What needs to be done> Reproduce the data exactly. Omit no record.

Data>

■ ■ ■ ■ ■

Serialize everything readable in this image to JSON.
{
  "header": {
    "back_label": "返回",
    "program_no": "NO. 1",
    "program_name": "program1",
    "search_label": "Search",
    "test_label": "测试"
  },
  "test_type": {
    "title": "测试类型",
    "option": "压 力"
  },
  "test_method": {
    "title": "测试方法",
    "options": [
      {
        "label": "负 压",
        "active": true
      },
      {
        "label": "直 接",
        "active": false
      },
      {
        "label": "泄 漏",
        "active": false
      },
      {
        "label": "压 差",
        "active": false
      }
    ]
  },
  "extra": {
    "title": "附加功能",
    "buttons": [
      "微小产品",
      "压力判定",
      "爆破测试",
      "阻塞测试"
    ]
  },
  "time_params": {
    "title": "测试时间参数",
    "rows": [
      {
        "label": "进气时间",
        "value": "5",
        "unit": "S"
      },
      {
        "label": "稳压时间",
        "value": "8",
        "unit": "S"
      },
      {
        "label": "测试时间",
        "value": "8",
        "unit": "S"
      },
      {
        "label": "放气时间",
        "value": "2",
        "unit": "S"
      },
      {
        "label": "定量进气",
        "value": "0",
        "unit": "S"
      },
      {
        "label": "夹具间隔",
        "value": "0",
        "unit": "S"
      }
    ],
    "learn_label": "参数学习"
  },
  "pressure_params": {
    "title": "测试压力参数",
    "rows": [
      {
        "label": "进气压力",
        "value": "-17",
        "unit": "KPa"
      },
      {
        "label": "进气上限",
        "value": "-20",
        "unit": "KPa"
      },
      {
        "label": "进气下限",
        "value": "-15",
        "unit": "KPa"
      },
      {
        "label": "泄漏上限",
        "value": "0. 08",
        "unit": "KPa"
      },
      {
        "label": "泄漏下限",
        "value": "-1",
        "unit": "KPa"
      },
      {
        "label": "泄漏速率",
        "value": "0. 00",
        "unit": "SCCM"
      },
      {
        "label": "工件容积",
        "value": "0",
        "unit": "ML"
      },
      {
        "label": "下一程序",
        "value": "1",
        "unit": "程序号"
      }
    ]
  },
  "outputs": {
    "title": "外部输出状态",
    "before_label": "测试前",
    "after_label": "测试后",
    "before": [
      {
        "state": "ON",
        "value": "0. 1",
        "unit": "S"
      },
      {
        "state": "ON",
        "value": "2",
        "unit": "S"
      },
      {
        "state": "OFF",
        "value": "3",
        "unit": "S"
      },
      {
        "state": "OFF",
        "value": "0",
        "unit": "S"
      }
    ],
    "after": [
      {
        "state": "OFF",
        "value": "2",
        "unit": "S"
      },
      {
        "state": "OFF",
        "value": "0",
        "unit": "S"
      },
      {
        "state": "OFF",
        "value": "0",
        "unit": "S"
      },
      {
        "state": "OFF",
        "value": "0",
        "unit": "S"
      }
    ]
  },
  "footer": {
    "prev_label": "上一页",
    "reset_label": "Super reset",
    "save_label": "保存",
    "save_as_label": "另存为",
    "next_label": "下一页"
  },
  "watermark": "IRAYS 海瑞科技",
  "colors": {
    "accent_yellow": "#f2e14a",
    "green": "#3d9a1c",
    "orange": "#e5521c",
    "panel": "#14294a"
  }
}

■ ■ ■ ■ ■

Result of the exercise>
Serialize everything readable in this image to JSON.
{
  "header": {
    "back_label": "返回",
    "program_no": "NO. 1",
    "program_name": "program1",
    "search_label": "Search",
    "test_label": "测试"
  },
  "test_type": {
    "title": "测试类型",
    "option": "压 力"
  },
  "test_method": {
    "title": "测试方法",
    "options": [
      {
        "label": "负 压",
        "active": true
      },
      {
        "label": "直 接",
        "active": false
      },
      {
        "label": "泄 漏",
        "active": false
      },
      {
        "label": "压 差",
        "active": false
      }
    ]
  },
  "extra": {
    "title": "附加功能",
    "buttons": [
      "微小产品",
      "压力判定",
      "爆破测试",
      "阻塞测试"
    ]
  },
  "time_params": {
    "title": "测试时间参数",
    "rows": [
      {
        "label": "进气时间",
        "value": "5",
        "unit": "S"
      },
      {
        "label": "稳压时间",
        "value": "8",
        "unit": "S"
      },
      {
        "label": "测试时间",
        "value": "8",
        "unit": "S"
      },
      {
        "label": "放气时间",
        "value": "2",
        "unit": "S"
      },
      {
        "label": "定量进气",
        "value": "0",
        "unit": "S"
      },
      {
        "label": "夹具间隔",
        "value": "0",
        "unit": "S"
      }
    ],
    "learn_label": "参数学习"
  },
  "pressure_params": {
    "title": "测试压力参数",
    "rows": [
      {
        "label": "进气压力",
        "value": "-17",
        "unit": "KPa"
      },
      {
        "label": "进气上限",
        "value": "-20",
        "unit": "KPa"
      },
      {
        "label": "进气下限",
        "value": "-15",
        "unit": "KPa"
      },
      {
        "label": "泄漏上限",
        "value": "0. 08",
        "unit": "KPa"
      },
      {
        "label": "泄漏下限",
        "value": "-1",
        "unit": "KPa"
      },
      {
        "label": "泄漏速率",
        "value": "0. 00",
        "unit": "SCCM"
      },
      {
        "label": "工件容积",
        "value": "0",
        "unit": "ML"
      },
      {
        "label": "下一程序",
        "value": "1",
        "unit": "程序号"
      }
    ]
  },
  "outputs": {
    "title": "外部输出状态",
    "before_label": "测试前",
    "after_label": "测试后",
    "before": [
      {
        "state": "ON",
        "value": "0. 1",
        "unit": "S"
      },
      {
        "state": "ON",
        "value": "2",
        "unit": "S"
      },
      {
        "state": "OFF",
        "value": "3",
        "unit": "S"
      },
      {
        "state": "OFF",
        "value": "0",
        "unit": "S"
      }
    ],
    "after": [
      {
        "state": "OFF",
        "value": "2",
        "unit": "S"
      },
      {
        "state": "OFF",
        "value": "0",
        "unit": "S"
      },
      {
        "state": "OFF",
        "value": "0",
        "unit": "S"
      },
      {
        "state": "OFF",
        "value": "0",
        "unit": "S"
      }
    ]
  },
  "footer": {
    "prev_label": "上一页",
    "reset_label": "Super reset",
    "save_label": "保存",
    "save_as_label": "另存为",
    "next_label": "下一页"
  },
  "watermark": "IRAYS 海瑞科技",
  "colors": {
    "accent_yellow": "#f2e14a",
    "green": "#3d9a1c",
    "orange": "#e5521c",
    "panel": "#14294a"
  }
}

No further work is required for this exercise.